We will use the “All Pages” report in Google Analytics.

Here’s how to get there: log in to Google Analytics > scroll to the “Behavior” section in the left-hand menu > select “Site Content” > select “All Pages” as follows:

Behavior Tab for tracking in Google AnalyticsSite Content Tab In Google Analytics

Once you have opened the “Site Content” section, click the “All Pages” report:

All Pages Tab in Google Analytics(Step 3)

Now that you have read the “All Pages” report let’s filter your results to look at your blog, not your entire website.
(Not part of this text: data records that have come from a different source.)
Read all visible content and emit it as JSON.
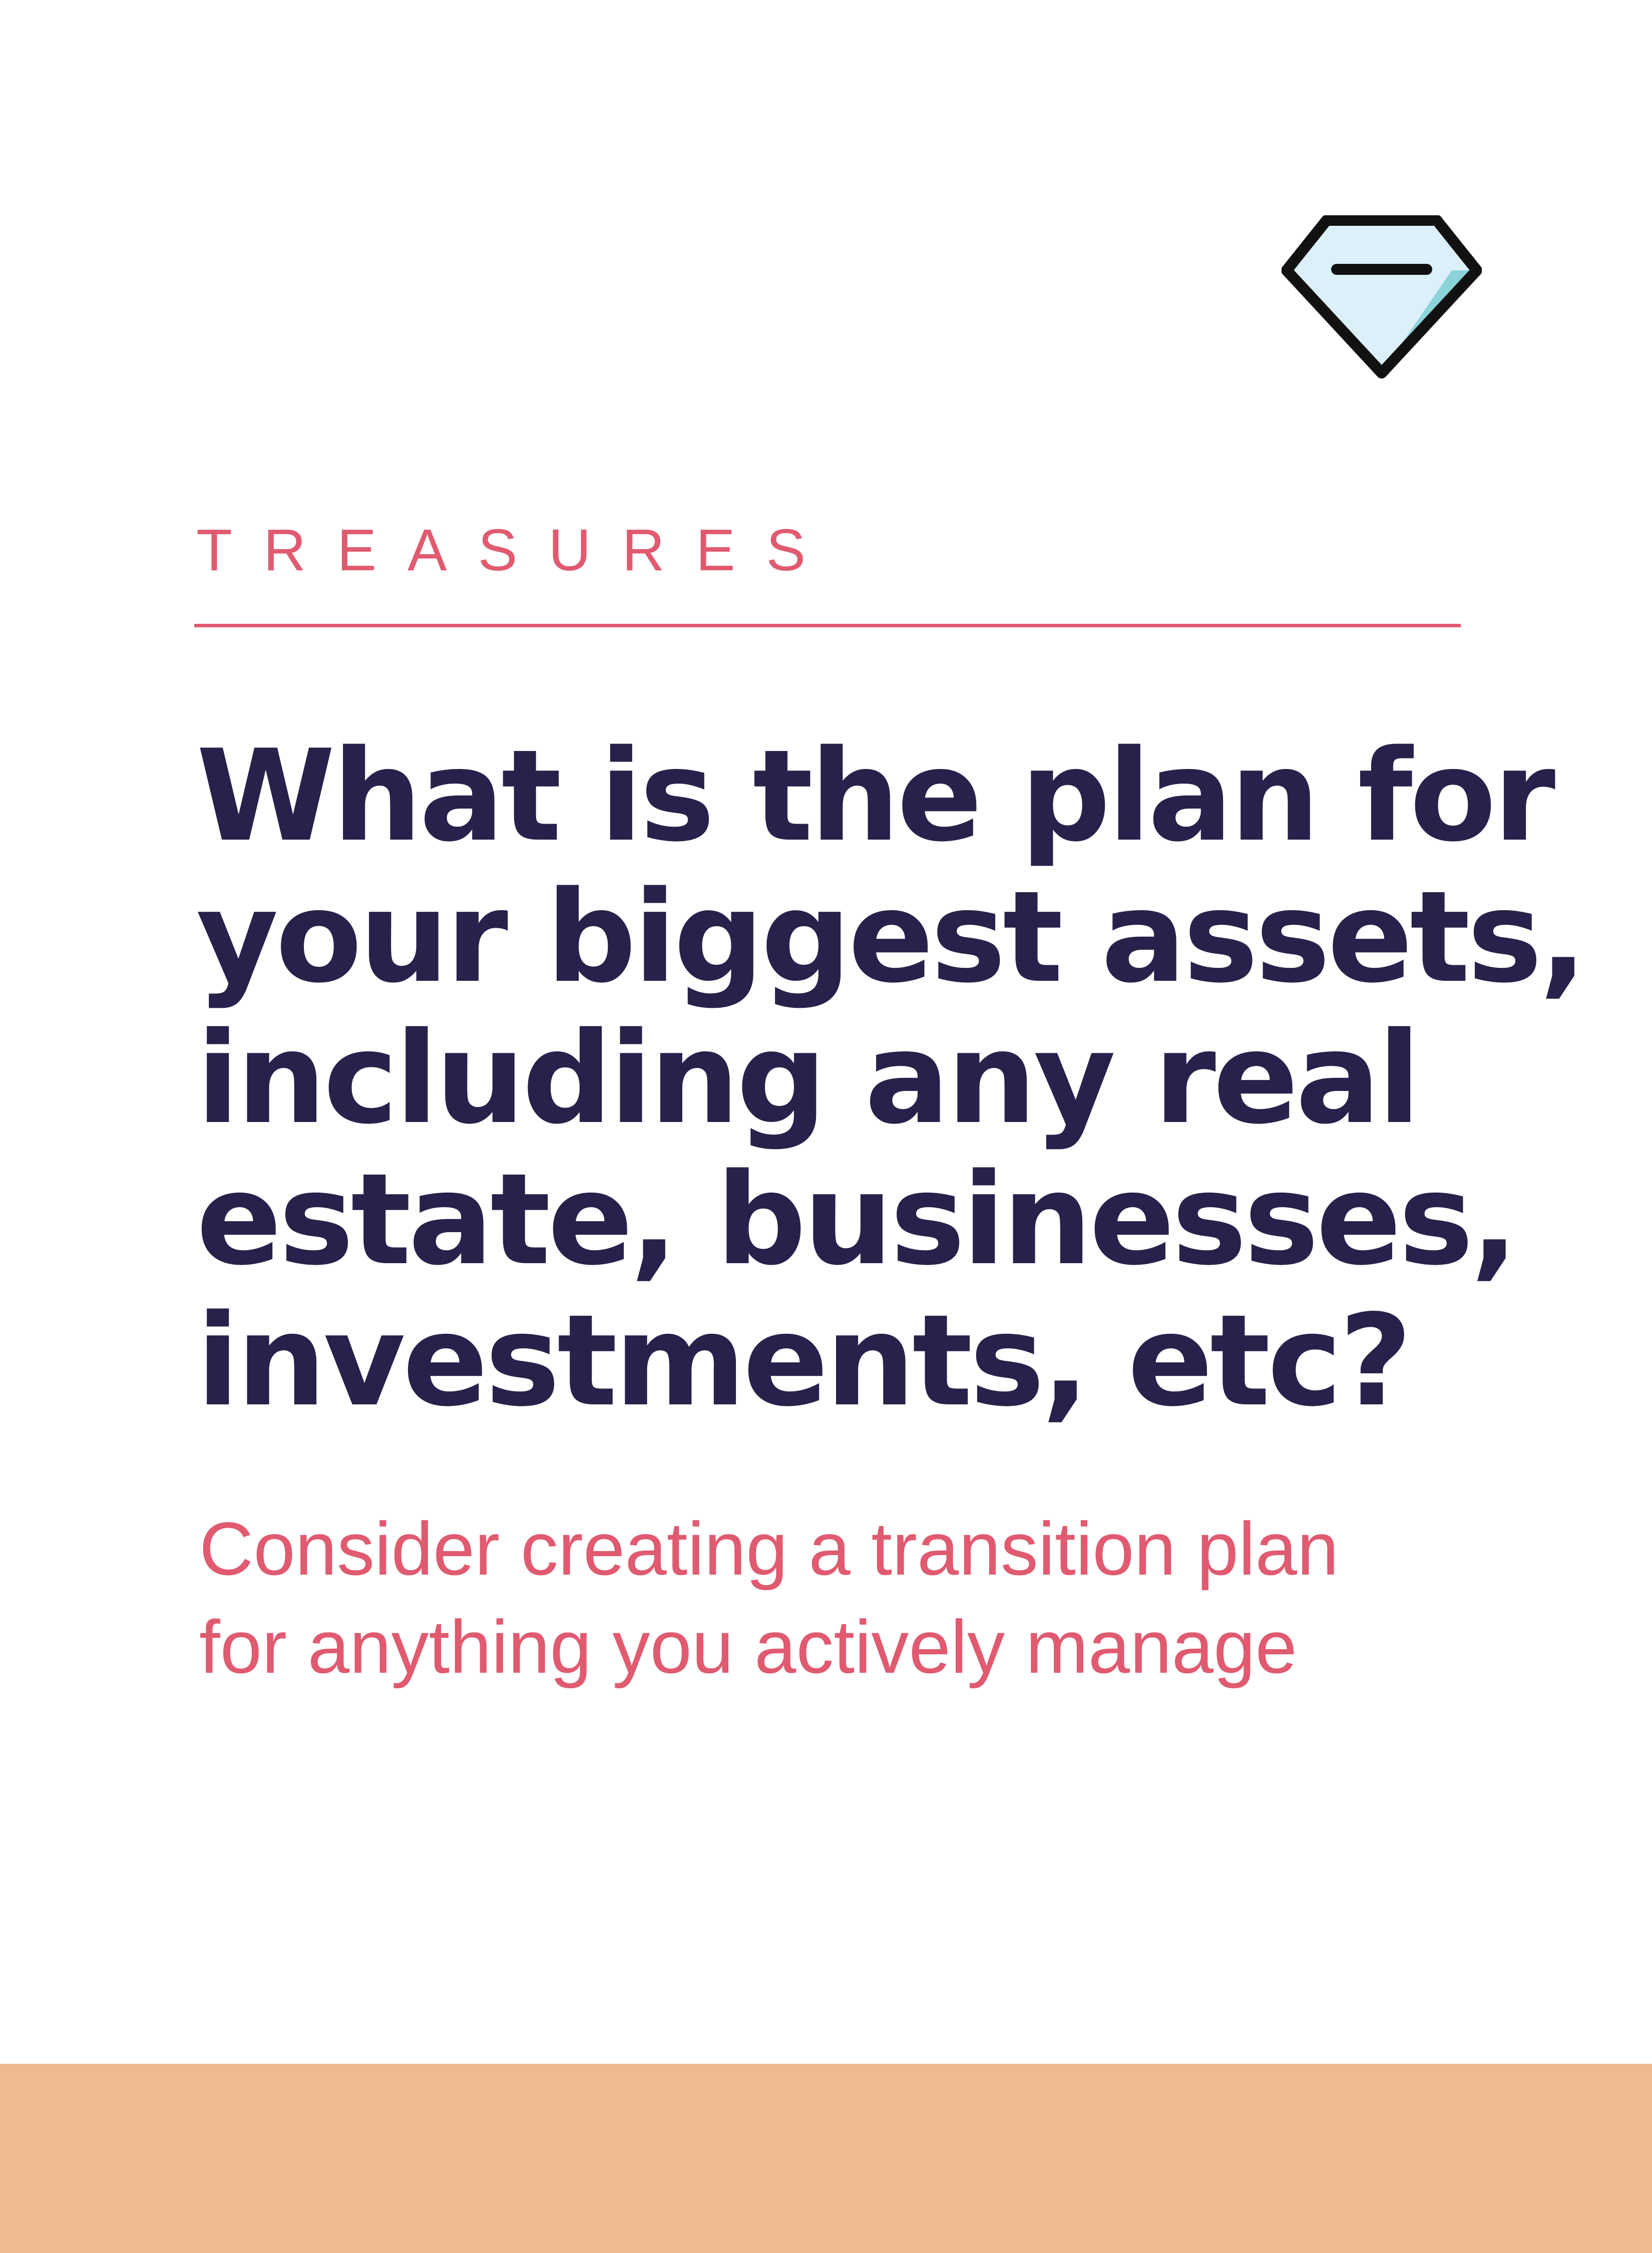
{
  "icon": {
    "name": "diamond-icon",
    "fill_light": "#dcf0f9",
    "fill_accent": "#8ad3d8",
    "stroke": "#111111"
  },
  "eyebrow": {
    "text": "TREASURES"
  },
  "headline": {
    "lines": [
      "What is the plan for",
      "your biggest assets,",
      "including any real",
      "estate, businesses,",
      "investments, etc?"
    ]
  },
  "subhead": {
    "lines": [
      "Consider creating a transition plan",
      "for anything you actively manage"
    ]
  },
  "colors": {
    "accent": "#e05a70",
    "headline": "#27214b",
    "footer_band": "#eebb90",
    "background": "#ffffff"
  }
}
To do this, we’ll use a filter to limit the results of the “All Pages” report to your blog (otherwise it shows — you guessed it — all pages on your site).

Before we can filter, we need to figure out what the URL path of your blog posts looks like. Most likely, they ‘re going to look like one of the two things:

Your website.com/blog/your-famous-blog-post-1

Blog.yourwebsite.com / your-awesome-post-1 blog.

It means that we will filter our results by entering the path:/blog / in the search bar of the all-page report. Instead, if your posts are located in a subdomain on your website (indicated by the blog) at the beginning of your mail URLs, you’ll just enter “blog” in the search bar.

This is where the search bar is located with the “All Pages” report:

Search Bar arrow in Google Analytics(Step 4)

Then, just hit the magnifying glass to search. You’ve now limited the “All Pages” report to only show results for your blog, and now you’ve got a Google Analytics blog! The report shows a list of blog posts in the table and the graph along with the metrics associated with each of them.

Here is an explanation of some key metrics:

All pages Google Analytics tab explanation

Explanations for key metrics:

After you understand these metrics, make some comparisons 1) between your blog posts and 2) over time for a blog post. Remember that, as with all digital marketing agency analytics, it is essential to understand that not all of these metrics will be 100 % accurate, and all of these metrics will be nuanced! But making a comparison of your data will give you a good starting point for the process of fully understanding your blog.

What this means to your Digital Marketing Agency

You now understand the basics of Google Analytics required to track the performance of the content on your blog. Now that you know how to monitor blog traffic and check performance analytics (a significant, critical step), you can use this data to make informed, data-driven decisions about the direction of your blog.

Here are some things you need to think about to get started:

  1. What are your most popular posts, and why is that?
  2. Is it because of the length of the post?
  3. Subjects that resonated with your readership in the blog?
  4. The number of social shares, huh? Time of the day that you shared on social networks?
  5. Ranking, maybe?
  6. Once you know which of your posts are successful, what can you do to create additional content on your website?
  7. Can you improve your successful posts by updating them with additional information? HubSpot’s got a great article about that here.
  8. Can you drive more traffic to your blog by increasing the frequency of your blog posts? (If this sounds unmanageable, read it to the end!)

Thinking about issues like this is a great starting point for using your blog to help you achieve your business goals. If you’re looking for more on measuring the success of your blog, we have articles on measuring blog engagement, measuring the ROI blog, and how blogging helps SEO get you started.

And who are we, and how are we going to fit in with all this, you might ask? We’re Verblio (formerly BlogMutt)—a service that helps marketing agencies and small businesses create high-quality blog content to support business objectives such as your digital marketing agency presence, SEO, and content that drives social media campaigns.

Mountainise Inc. is here to help you in these challenging times. We are a creative digital marketing agency that integrates the latest AI-based marketing technologies to deliver the most effective results from all facets of your marketing strategy.

We’ve mentioned just a few of the approaches that can help, but if you have any further questions or need assistance, feel free to contact us!